This was the last successful combat of the Squadriglia, which was withdrawn to Italy on 15 January 1943 to be re-equipped with Fiat G.50bis
Marini ended the war with 1 probable biplane victory.
|Kill no.||Date||Time||Number||Type||Result||Plane type||Serial no.||Locality||Unit|
|10/07/42||11:00-12:20||1||P-40 (a)||Probable||Fiat CR.42||MM5046||E El Alamein||391a Squadriglia|
|10/07/42||11:00-12:20||1/2||P-40 (a)||Shared damaged||Fiat CR.42||MM5046||E El Alamein||391a Squadriglia|
|27/10/42||14:10-15:05||1||P-40||Damaged||Fiat CR.42||Tell el Tisa area||391a Squadriglia|
Biplane victories: 1 probable, 1 and 1 shared damaged.
TOTAL: 1 probable, 1 and 1 shared damaged.
(a) Probably claimed in combat with Hurricane IIcs from 73 Squadron, which claimed 2 CR.42s and 1 damaged while losing 1 Hurricane (pilot safe). The 159o Gruppo claimed 1 P-40, 2 probables and 1 damaged while losing 1 CR.42 (pilot KIA).
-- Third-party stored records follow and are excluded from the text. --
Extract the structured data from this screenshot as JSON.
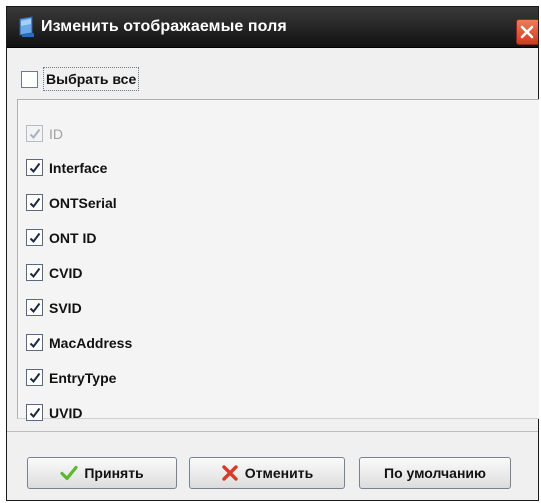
{
  "dialog": {
    "title": "Изменить отображаемые поля",
    "close_icon": "close-icon"
  },
  "select_all": {
    "label": "Выбрать все",
    "checked": false
  },
  "fields": [
    {
      "label": "ID",
      "checked": true,
      "enabled": false
    },
    {
      "label": "Interface",
      "checked": true,
      "enabled": true
    },
    {
      "label": "ONTSerial",
      "checked": true,
      "enabled": true
    },
    {
      "label": "ONT ID",
      "checked": true,
      "enabled": true
    },
    {
      "label": "CVID",
      "checked": true,
      "enabled": true
    },
    {
      "label": "SVID",
      "checked": true,
      "enabled": true
    },
    {
      "label": "MacAddress",
      "checked": true,
      "enabled": true
    },
    {
      "label": "EntryType",
      "checked": true,
      "enabled": true
    },
    {
      "label": "UVID",
      "checked": true,
      "enabled": true
    }
  ],
  "buttons": {
    "accept": {
      "label": "Принять",
      "icon": "checkmark-icon",
      "color": "#5cb82e"
    },
    "cancel": {
      "label": "Отменить",
      "icon": "cross-icon",
      "color": "#d83a2a"
    },
    "defaults": {
      "label": "По умолчанию"
    }
  }
}
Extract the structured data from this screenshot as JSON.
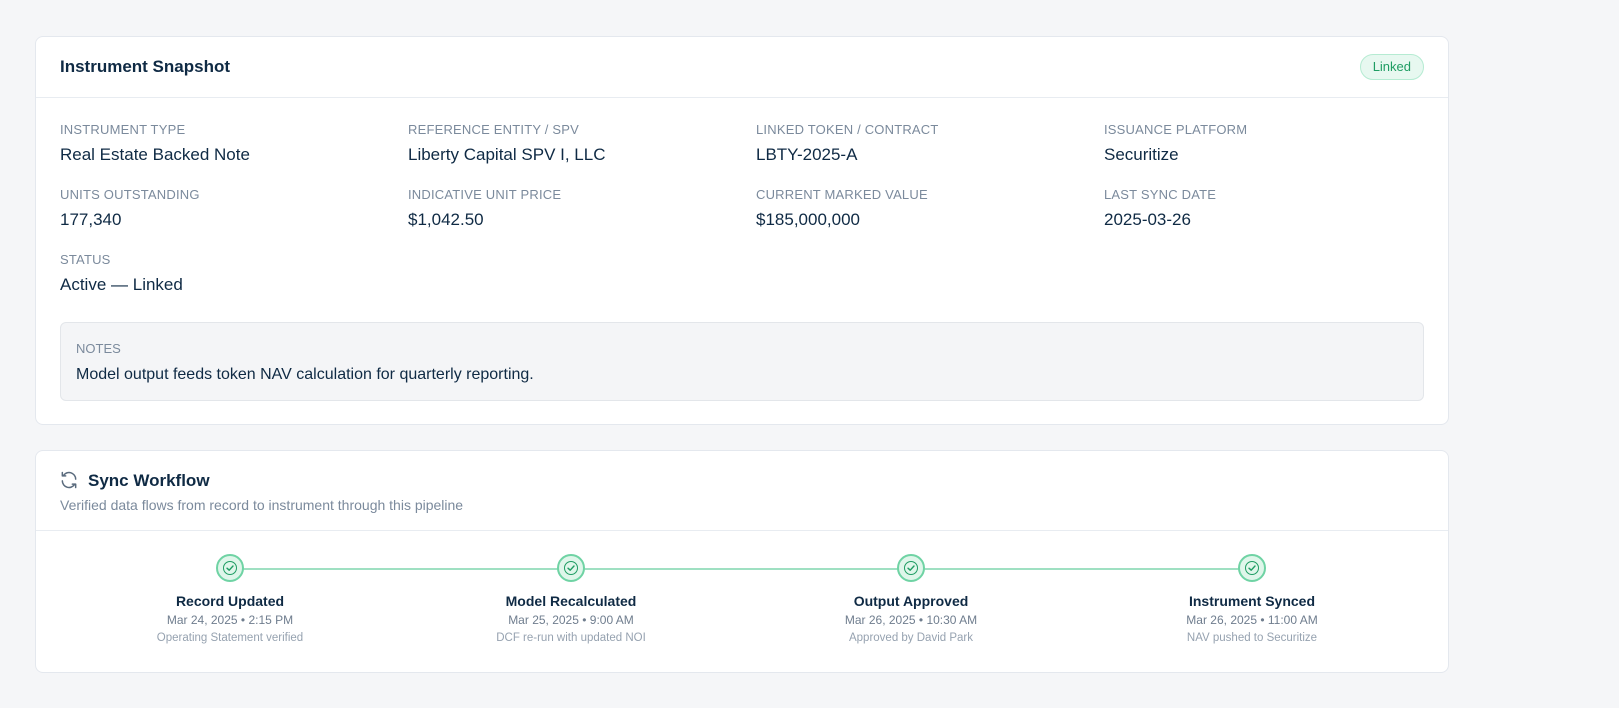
{
  "snapshot": {
    "title": "Instrument Snapshot",
    "badge": "Linked",
    "fields": [
      {
        "label": "Instrument Type",
        "value": "Real Estate Backed Note"
      },
      {
        "label": "Reference Entity / SPV",
        "value": "Liberty Capital SPV I, LLC"
      },
      {
        "label": "Linked Token / Contract",
        "value": "LBTY-2025-A"
      },
      {
        "label": "Issuance Platform",
        "value": "Securitize"
      },
      {
        "label": "Units Outstanding",
        "value": "177,340"
      },
      {
        "label": "Indicative Unit Price",
        "value": "$1,042.50"
      },
      {
        "label": "Current Marked Value",
        "value": "$185,000,000"
      },
      {
        "label": "Last Sync Date",
        "value": "2025-03-26"
      },
      {
        "label": "Status",
        "value": "Active — Linked"
      }
    ],
    "notes": {
      "label": "Notes",
      "text": "Model output feeds token NAV calculation for quarterly reporting."
    }
  },
  "workflow": {
    "title": "Sync Workflow",
    "subtitle": "Verified data flows from record to instrument through this pipeline",
    "icon": "refresh-icon",
    "steps": [
      {
        "title": "Record Updated",
        "time": "Mar 24, 2025 • 2:15 PM",
        "note": "Operating Statement verified"
      },
      {
        "title": "Model Recalculated",
        "time": "Mar 25, 2025 • 9:00 AM",
        "note": "DCF re-run with updated NOI"
      },
      {
        "title": "Output Approved",
        "time": "Mar 26, 2025 • 10:30 AM",
        "note": "Approved by David Park"
      },
      {
        "title": "Instrument Synced",
        "time": "Mar 26, 2025 • 11:00 AM",
        "note": "NAV pushed to Securitize"
      }
    ]
  },
  "colors": {
    "accent_green": "#1f9d63",
    "text_primary": "#0f2a44",
    "text_muted": "#7b8a9c"
  }
}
A History of the Mediterranean Air War 1940-1945: Volume Two – Christopher Shores and Giovanni Massimello with Russell Guest, Frank Olynyk & Winfried Bock, 2012 Grub Street, London, ISBN-13: 9781909166127
Ali d’Africa - Michele Palermo and Ludovico Slongo, 2009 IBN Editore, ISBN 88-7565-060-8
Elenco Nominativo dei Militari dell’ A. M. Decorati al V. M. Durante it Periodo 1929 - 1945 2 Volume M - Z
La 391a Squadriglia Assalto da Bir Hacheim ad Augusta (1942-1943) - Ferdinando Pedriali, 1980 Aerofan Lug./Set. 1980.
Additional information kindly provided by Giovanni Massimello.